- [YOUR ASSIGNMENT]: In the records that follow, find each line with "this" and pull it out.

Web page and app entries
━━━━━━━━━━

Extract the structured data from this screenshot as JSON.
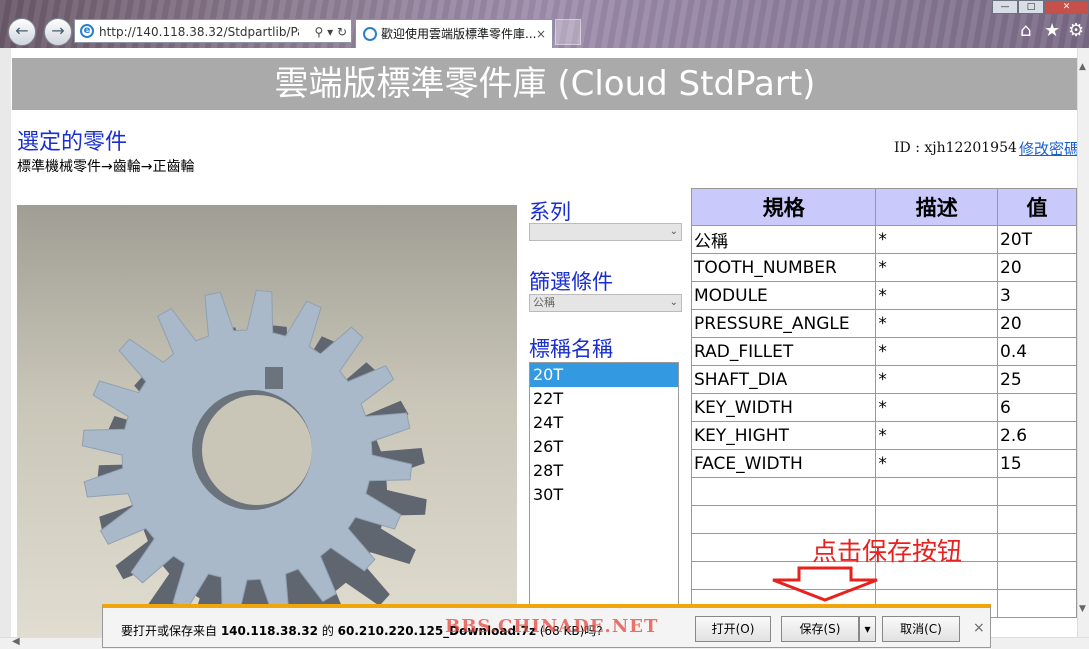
{
  "browser": {
    "url": "http://140.118.38.32/Stdpartlib/Pa",
    "tab_title": "歡迎使用雲端版標準零件庫...",
    "tab_close": "×"
  },
  "page": {
    "banner": "雲端版標準零件庫 (Cloud StdPart)",
    "selected_title": "選定的零件",
    "breadcrumb": "標準機械零件→齒輪→正齒輪",
    "user_id": "ID : xjh12201954",
    "change_password": "修改密碼"
  },
  "filters": {
    "series_label": "系列",
    "series_value": "",
    "condition_label": "篩選條件",
    "condition_value": "公稱",
    "name_label": "標稱名稱",
    "names": [
      "20T",
      "22T",
      "24T",
      "26T",
      "28T",
      "30T"
    ],
    "selected_name": "20T"
  },
  "spec_table": {
    "headers": [
      "規格",
      "描述",
      "值"
    ],
    "rows": [
      [
        "公稱",
        "*",
        "20T"
      ],
      [
        "TOOTH_NUMBER",
        "*",
        "20"
      ],
      [
        "MODULE",
        "*",
        "3"
      ],
      [
        "PRESSURE_ANGLE",
        "*",
        "20"
      ],
      [
        "RAD_FILLET",
        "*",
        "0.4"
      ],
      [
        "SHAFT_DIA",
        "*",
        "25"
      ],
      [
        "KEY_WIDTH",
        "*",
        "6"
      ],
      [
        "KEY_HIGHT",
        "*",
        "2.6"
      ],
      [
        "FACE_WIDTH",
        "*",
        "15"
      ]
    ],
    "empty_rows": 5
  },
  "annotation": "点击保存按钮",
  "download_bar": {
    "msg_prefix": "要打开或保存来自 ",
    "host": "140.118.38.32",
    "msg_mid": " 的 ",
    "file": "60.210.220.125_Download.7z",
    "msg_suffix": " (68 KB)吗?",
    "watermark": "BBS.CHINADE.NET",
    "open": "打开(O)",
    "save": "保存(S)",
    "cancel": "取消(C)",
    "close": "×"
  },
  "colors": {
    "link_blue": "#1a2fd0",
    "header_bg": "#c9c9fb",
    "annotation_red": "#e8201e",
    "download_accent": "#f0a60a",
    "gear": "#a9b9c9"
  }
}
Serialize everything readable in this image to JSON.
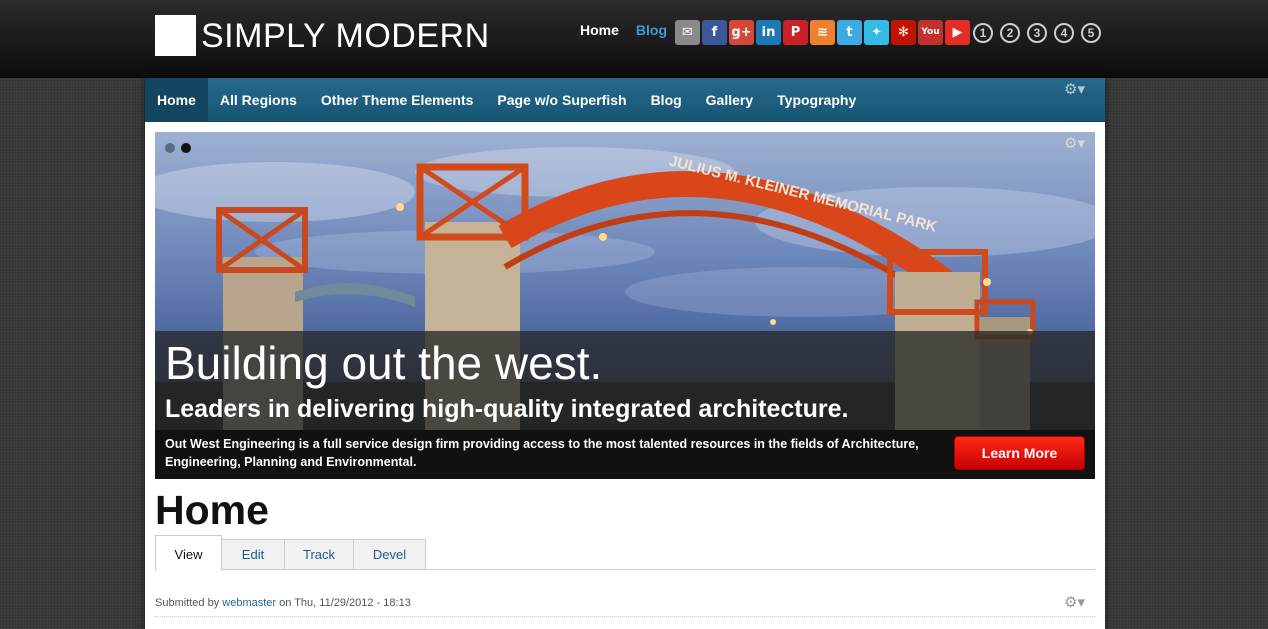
{
  "header": {
    "logo_text": "SIMPLY MODERN",
    "links": [
      {
        "label": "Home",
        "color": "#ffffff"
      },
      {
        "label": "Blog",
        "color": "#3a9bd5"
      }
    ],
    "social_icons": [
      {
        "name": "email-icon",
        "glyph": "✉",
        "bg": "#8a8a8a"
      },
      {
        "name": "facebook-icon",
        "glyph": "f",
        "bg": "#3b5998"
      },
      {
        "name": "googleplus-icon",
        "glyph": "g+",
        "bg": "#d34836"
      },
      {
        "name": "linkedin-icon",
        "glyph": "in",
        "bg": "#1e78b4"
      },
      {
        "name": "pinterest-icon",
        "glyph": "P",
        "bg": "#cb2027"
      },
      {
        "name": "rss-icon",
        "glyph": "≋",
        "bg": "#ee802f"
      },
      {
        "name": "tumblr-icon",
        "glyph": "t",
        "bg": "#3ca9e0"
      },
      {
        "name": "twitter-icon",
        "glyph": "✦",
        "bg": "#33bbe6"
      },
      {
        "name": "yelp-icon",
        "glyph": "✻",
        "bg": "#c41200"
      },
      {
        "name": "youtube-icon",
        "glyph": "You",
        "bg": "#c4302b"
      },
      {
        "name": "youtube-play-icon",
        "glyph": "▶",
        "bg": "#e52d27"
      }
    ],
    "numbers": [
      "1",
      "2",
      "3",
      "4",
      "5"
    ]
  },
  "nav": {
    "items": [
      "Home",
      "All Regions",
      "Other Theme Elements",
      "Page w/o Superfish",
      "Blog",
      "Gallery",
      "Typography"
    ],
    "active_index": 0,
    "gear_glyph": "⚙▾"
  },
  "slider": {
    "gear_glyph": "⚙▾",
    "dot_colors": [
      "#5a6a80",
      "#111111"
    ],
    "title": "Building out the west.",
    "subtitle": "Leaders in delivering high-quality integrated architecture.",
    "description": "Out West Engineering is a full service design firm providing access to the most talented resources in the fields of Architecture, Engineering, Planning and Environmental.",
    "button_label": "Learn More",
    "arch_text": "JULIUS M. KLEINER MEMORIAL PARK"
  },
  "content": {
    "title": "Home",
    "tabs": [
      "View",
      "Edit",
      "Track",
      "Devel"
    ],
    "active_tab": 0,
    "submitted_prefix": "Submitted by",
    "author": "webmaster",
    "submitted_suffix": "on Thu, 11/29/2012 - 18:13",
    "gear_glyph": "⚙▾"
  }
}
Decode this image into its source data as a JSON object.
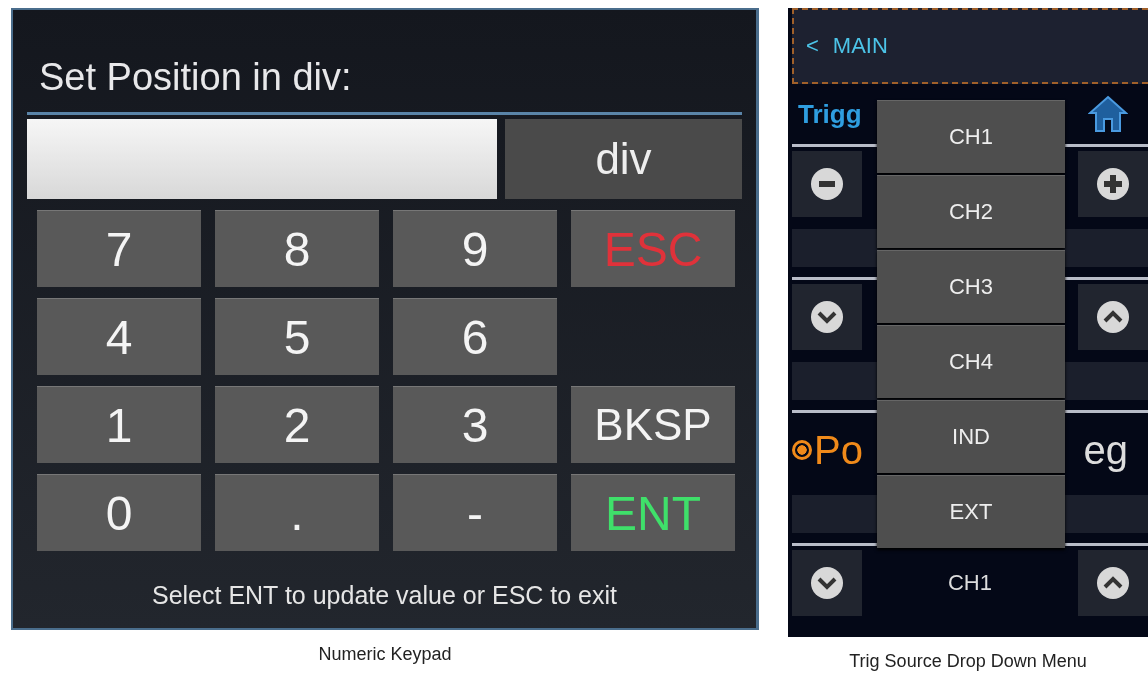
{
  "keypad": {
    "title": "Set Position in div:",
    "unit_button": "div",
    "keys": [
      {
        "kind": "digit",
        "label": "7"
      },
      {
        "kind": "digit",
        "label": "8"
      },
      {
        "kind": "digit",
        "label": "9"
      },
      {
        "kind": "cancel",
        "label": "ESC"
      },
      {
        "kind": "digit",
        "label": "4"
      },
      {
        "kind": "digit",
        "label": "5"
      },
      {
        "kind": "digit",
        "label": "6"
      },
      {
        "kind": "empty"
      },
      {
        "kind": "digit",
        "label": "1"
      },
      {
        "kind": "digit",
        "label": "2"
      },
      {
        "kind": "digit",
        "label": "3"
      },
      {
        "kind": "backspace",
        "label": "BKSP"
      },
      {
        "kind": "digit",
        "label": "0"
      },
      {
        "kind": "digit",
        "label": "."
      },
      {
        "kind": "digit",
        "label": "-"
      },
      {
        "kind": "enter",
        "label": "ENT"
      }
    ],
    "hint": "Select ENT to update value or ESC to exit",
    "caption": "Numeric Keypad"
  },
  "trigger": {
    "back": {
      "arrow": "<",
      "label": "MAIN"
    },
    "header": "Trigg",
    "rows": [
      {
        "kind": "stepper"
      },
      {
        "kind": "chevrons"
      },
      {
        "kind": "radio",
        "checked": true,
        "left": "Po",
        "right": "eg"
      },
      {
        "kind": "chevrons",
        "value": "CH1"
      }
    ],
    "menu": [
      "CH1",
      "CH2",
      "CH3",
      "CH4",
      "IND",
      "EXT"
    ],
    "caption": "Trig Source Drop Down Menu"
  }
}
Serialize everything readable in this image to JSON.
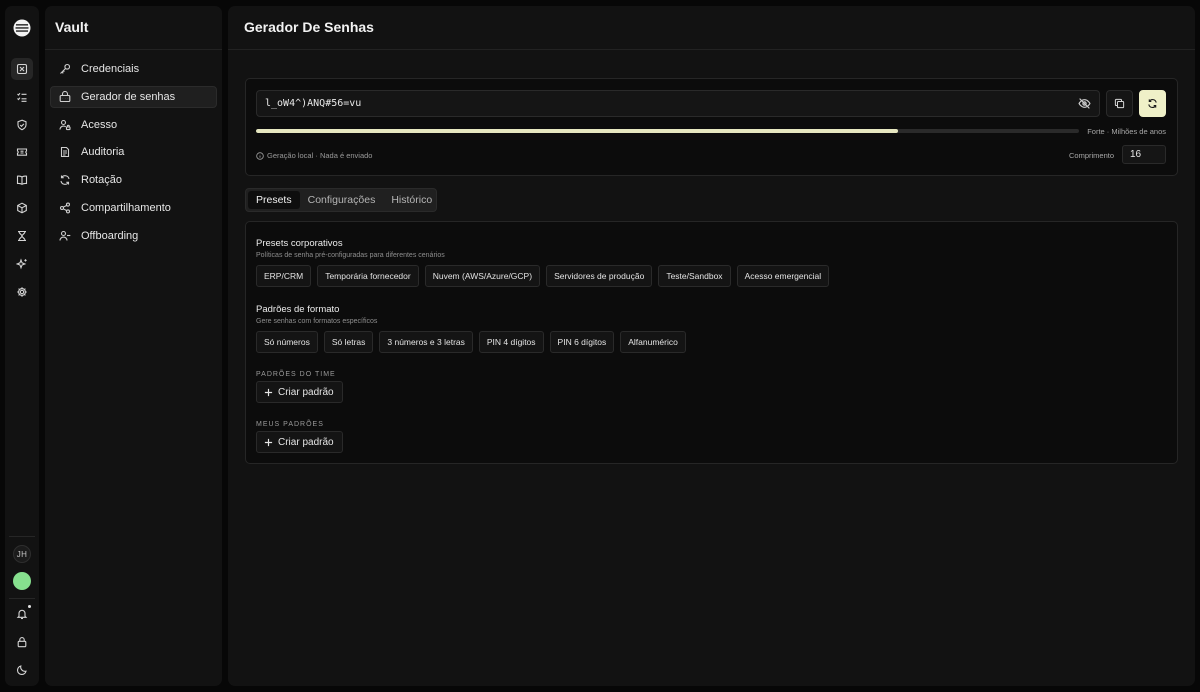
{
  "rail": {
    "avatar_initials": "JH",
    "items": [
      "shield-x-icon",
      "list-check-icon",
      "shield-check-icon",
      "ticket-icon",
      "book-icon",
      "box-icon",
      "hourglass-icon",
      "sparkles-icon",
      "settings-icon"
    ]
  },
  "sidebar": {
    "title": "Vault",
    "items": [
      {
        "label": "Credenciais",
        "icon": "key-icon"
      },
      {
        "label": "Gerador de senhas",
        "icon": "password-generator-icon",
        "active": true
      },
      {
        "label": "Acesso",
        "icon": "user-lock-icon"
      },
      {
        "label": "Auditoria",
        "icon": "audit-icon"
      },
      {
        "label": "Rotação",
        "icon": "refresh-icon"
      },
      {
        "label": "Compartilhamento",
        "icon": "share-icon"
      },
      {
        "label": "Offboarding",
        "icon": "user-minus-icon"
      }
    ]
  },
  "page": {
    "title": "Gerador De Senhas"
  },
  "generator": {
    "password": "l_oW4^)ANQ#56=vu",
    "strength_fraction": 0.78,
    "strength_label": "Forte · Milhões de anos",
    "local_note": "Geração local · Nada é enviado",
    "length_label": "Comprimento",
    "length_value": "16",
    "accent_color": "#eff0c8"
  },
  "tabs": [
    "Presets",
    "Configurações",
    "Histórico"
  ],
  "presets": {
    "corporate": {
      "title": "Presets corporativos",
      "subtitle": "Políticas de senha pré-configuradas para diferentes cenários",
      "chips": [
        "ERP/CRM",
        "Temporária fornecedor",
        "Nuvem (AWS/Azure/GCP)",
        "Servidores de produção",
        "Teste/Sandbox",
        "Acesso emergencial"
      ]
    },
    "format": {
      "title": "Padrões de formato",
      "subtitle": "Gere senhas com formatos específicos",
      "chips": [
        "Só números",
        "Só letras",
        "3 números e 3 letras",
        "PIN 4 dígitos",
        "PIN 6 dígitos",
        "Alfanumérico"
      ]
    },
    "team": {
      "label": "PADRÕES DO TIME",
      "button": "Criar padrão"
    },
    "mine": {
      "label": "MEUS PADRÕES",
      "button": "Criar padrão"
    }
  }
}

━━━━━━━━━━

- [YOUR SOLUTION]:
Extract the structured data from this screenshot as JSON.
Serialize everything readable in this image to JSON.
Decode this image into its source data as a JSON object.
Serialize everything readable in this image to JSON.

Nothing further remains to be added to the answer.